Task -
Which lines in the records below contain the word "improper"? Return each of them.

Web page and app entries
☆ ☆ ☆ ☆ ☆ ☆ ☆

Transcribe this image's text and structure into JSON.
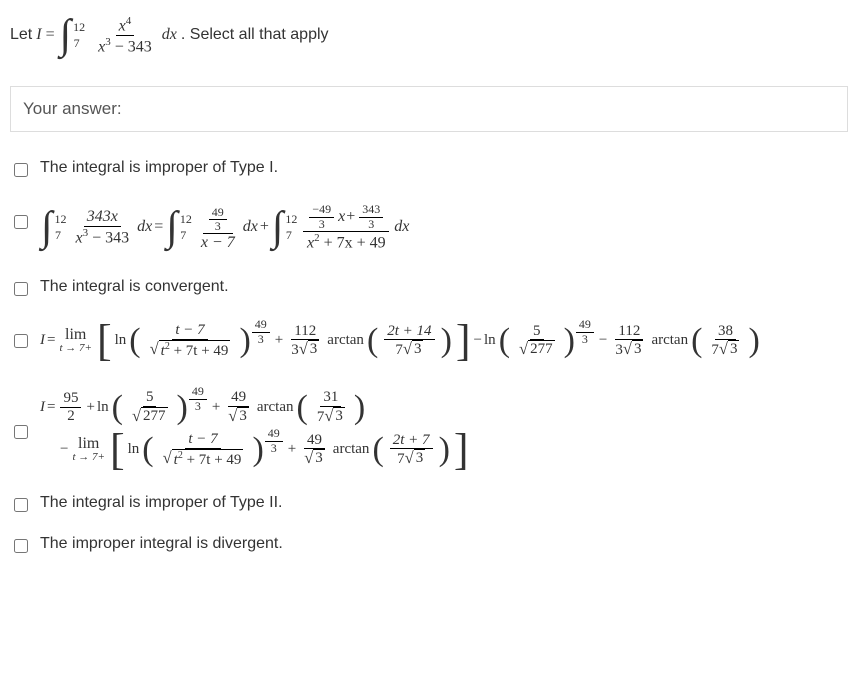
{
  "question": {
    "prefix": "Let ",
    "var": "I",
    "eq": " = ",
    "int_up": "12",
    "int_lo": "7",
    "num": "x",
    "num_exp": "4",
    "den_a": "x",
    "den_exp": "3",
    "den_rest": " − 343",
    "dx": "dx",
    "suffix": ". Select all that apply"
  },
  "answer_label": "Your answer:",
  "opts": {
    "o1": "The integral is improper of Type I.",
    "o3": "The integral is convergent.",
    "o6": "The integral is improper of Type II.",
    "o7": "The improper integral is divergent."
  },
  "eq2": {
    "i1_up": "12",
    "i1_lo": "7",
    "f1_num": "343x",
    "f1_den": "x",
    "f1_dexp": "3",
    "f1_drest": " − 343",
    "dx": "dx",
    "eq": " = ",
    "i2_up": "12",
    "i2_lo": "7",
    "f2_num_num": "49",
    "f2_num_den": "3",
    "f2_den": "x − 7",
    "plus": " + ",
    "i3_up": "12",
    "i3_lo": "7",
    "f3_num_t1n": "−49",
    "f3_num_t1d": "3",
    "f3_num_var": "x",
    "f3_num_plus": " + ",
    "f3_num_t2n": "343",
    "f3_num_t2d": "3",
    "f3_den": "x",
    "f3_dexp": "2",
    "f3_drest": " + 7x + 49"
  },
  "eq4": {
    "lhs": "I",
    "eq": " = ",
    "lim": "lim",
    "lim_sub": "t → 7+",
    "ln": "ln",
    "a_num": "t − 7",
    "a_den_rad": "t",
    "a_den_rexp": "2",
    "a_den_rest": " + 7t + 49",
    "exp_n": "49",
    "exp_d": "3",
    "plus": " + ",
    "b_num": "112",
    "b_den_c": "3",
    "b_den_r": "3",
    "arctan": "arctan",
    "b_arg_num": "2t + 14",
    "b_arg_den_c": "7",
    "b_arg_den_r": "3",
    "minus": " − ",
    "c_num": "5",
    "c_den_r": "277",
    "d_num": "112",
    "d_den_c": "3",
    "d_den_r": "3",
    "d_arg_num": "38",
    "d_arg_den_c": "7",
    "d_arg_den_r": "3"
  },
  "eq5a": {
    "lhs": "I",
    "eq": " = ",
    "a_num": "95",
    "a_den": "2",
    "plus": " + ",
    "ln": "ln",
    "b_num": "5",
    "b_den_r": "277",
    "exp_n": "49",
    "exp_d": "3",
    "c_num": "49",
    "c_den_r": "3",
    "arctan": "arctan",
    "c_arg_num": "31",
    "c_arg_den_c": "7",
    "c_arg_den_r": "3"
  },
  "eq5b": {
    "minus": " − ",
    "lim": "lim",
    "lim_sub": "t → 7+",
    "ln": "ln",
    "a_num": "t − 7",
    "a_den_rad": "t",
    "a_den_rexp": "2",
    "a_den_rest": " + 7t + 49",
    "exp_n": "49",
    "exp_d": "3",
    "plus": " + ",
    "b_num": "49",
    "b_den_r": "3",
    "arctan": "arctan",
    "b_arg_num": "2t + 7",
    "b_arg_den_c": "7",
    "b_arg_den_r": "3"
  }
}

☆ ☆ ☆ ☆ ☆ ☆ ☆

Answer -
    "o1": "The integral is improper of Type I.",
    "o6": "The integral is improper of Type II.",
    "o7": "The improper integral is divergent."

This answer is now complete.